---- INFORMATION SHOWN
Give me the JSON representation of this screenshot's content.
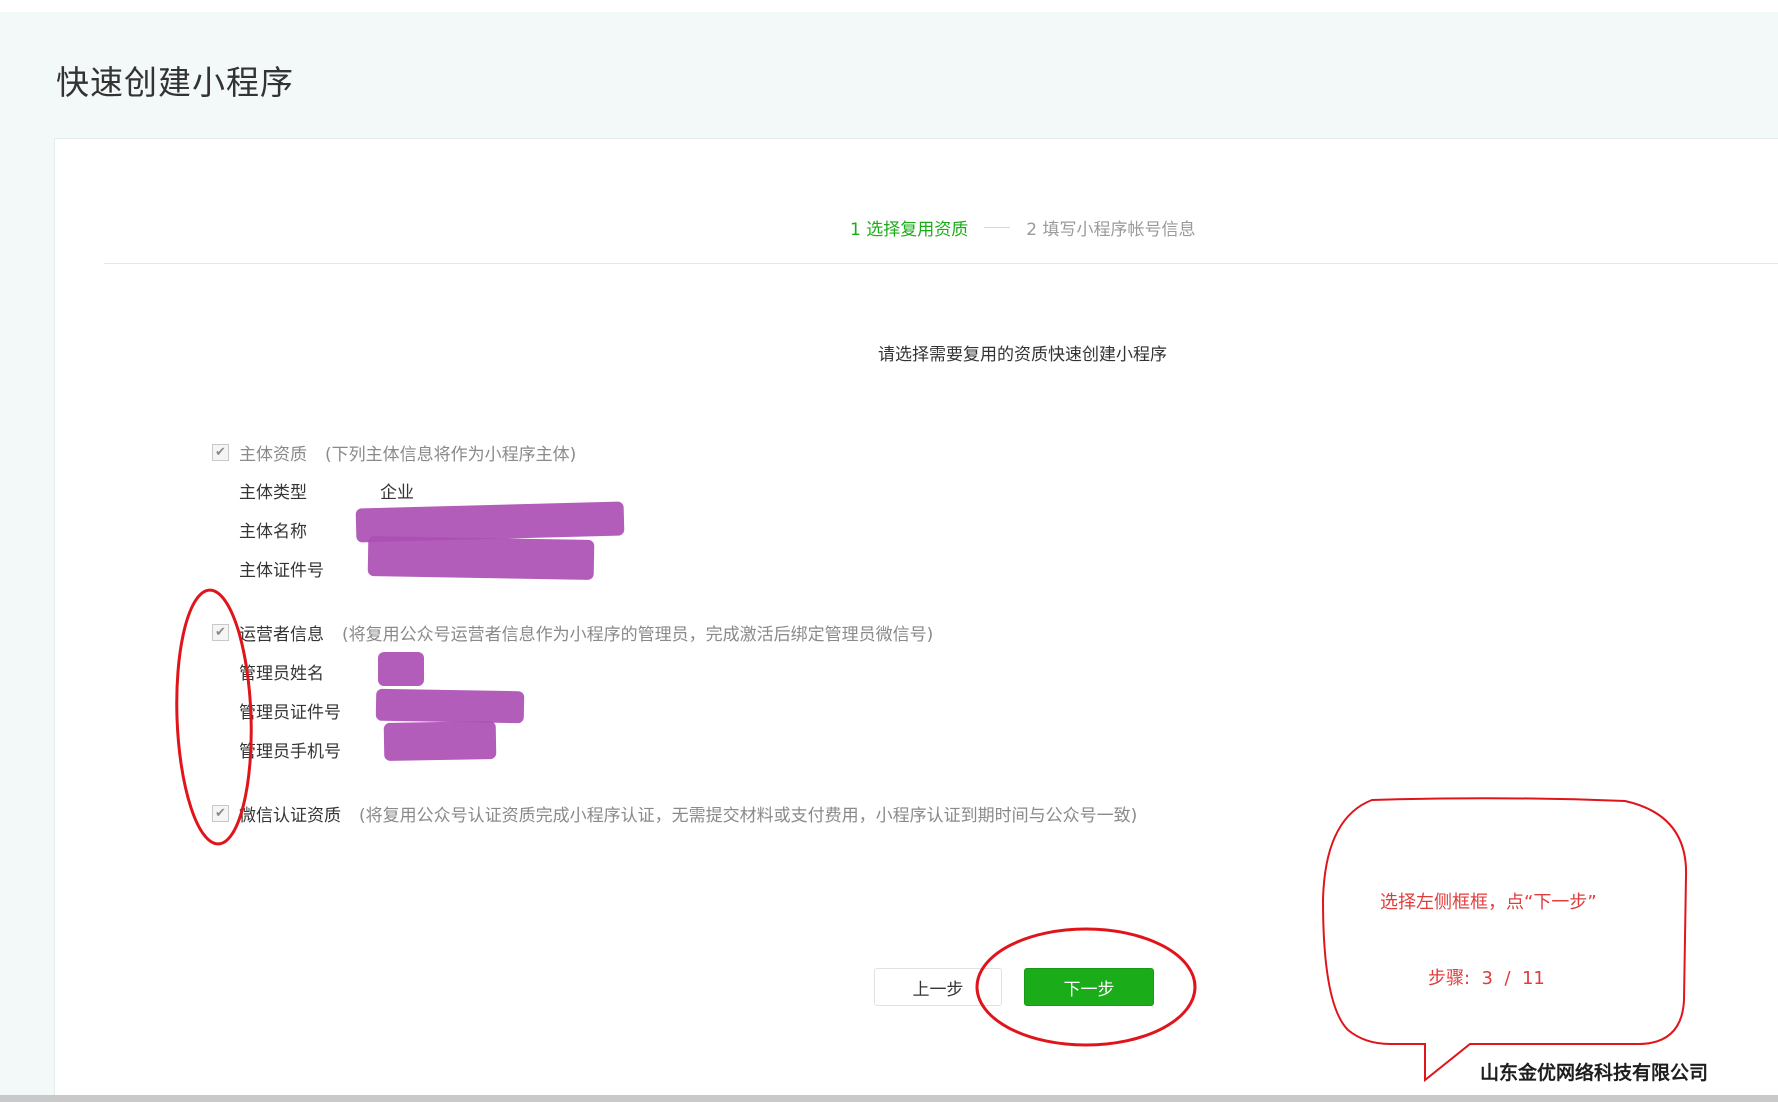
{
  "page": {
    "title": "快速创建小程序"
  },
  "steps": {
    "step1": "1 选择复用资质",
    "step2": "2 填写小程序帐号信息"
  },
  "intro": "请选择需要复用的资质快速创建小程序",
  "sections": {
    "subject": {
      "checked": true,
      "label": "主体资质",
      "note": "(下列主体信息将作为小程序主体)",
      "fields": [
        {
          "label": "主体类型",
          "value": "企业"
        },
        {
          "label": "主体名称",
          "value": ""
        },
        {
          "label": "主体证件号",
          "value": ""
        }
      ]
    },
    "operator": {
      "checked": true,
      "label": "运营者信息",
      "note": "(将复用公众号运营者信息作为小程序的管理员，完成激活后绑定管理员微信号)",
      "fields": [
        {
          "label": "管理员姓名",
          "value": ""
        },
        {
          "label": "管理员证件号",
          "value": ""
        },
        {
          "label": "管理员手机号",
          "value": ""
        }
      ]
    },
    "certification": {
      "checked": true,
      "label": "微信认证资质",
      "note": "(将复用公众号认证资质完成小程序认证，无需提交材料或支付费用，小程序认证到期时间与公众号一致)"
    }
  },
  "buttons": {
    "prev": "上一步",
    "next": "下一步"
  },
  "annotation": {
    "instruction": "选择左侧框框，点“下一步”",
    "step_label": "步骤:",
    "step_current": "3",
    "step_sep": "/",
    "step_total": "11"
  },
  "company": "山东金优网络科技有限公司",
  "colors": {
    "accent_green": "#1aad19",
    "annotation_red": "#e03c3c",
    "redaction": "#ad4fb4"
  }
}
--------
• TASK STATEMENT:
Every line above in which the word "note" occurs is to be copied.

• EXERCISE OUTPUT:
      "note": "(下列主体信息将作为小程序主体)",
      "note": "(将复用公众号运营者信息作为小程序的管理员，完成激活后绑定管理员微信号)",
      "note": "(将复用公众号认证资质完成小程序认证，无需提交材料或支付费用，小程序认证到期时间与公众号一致)"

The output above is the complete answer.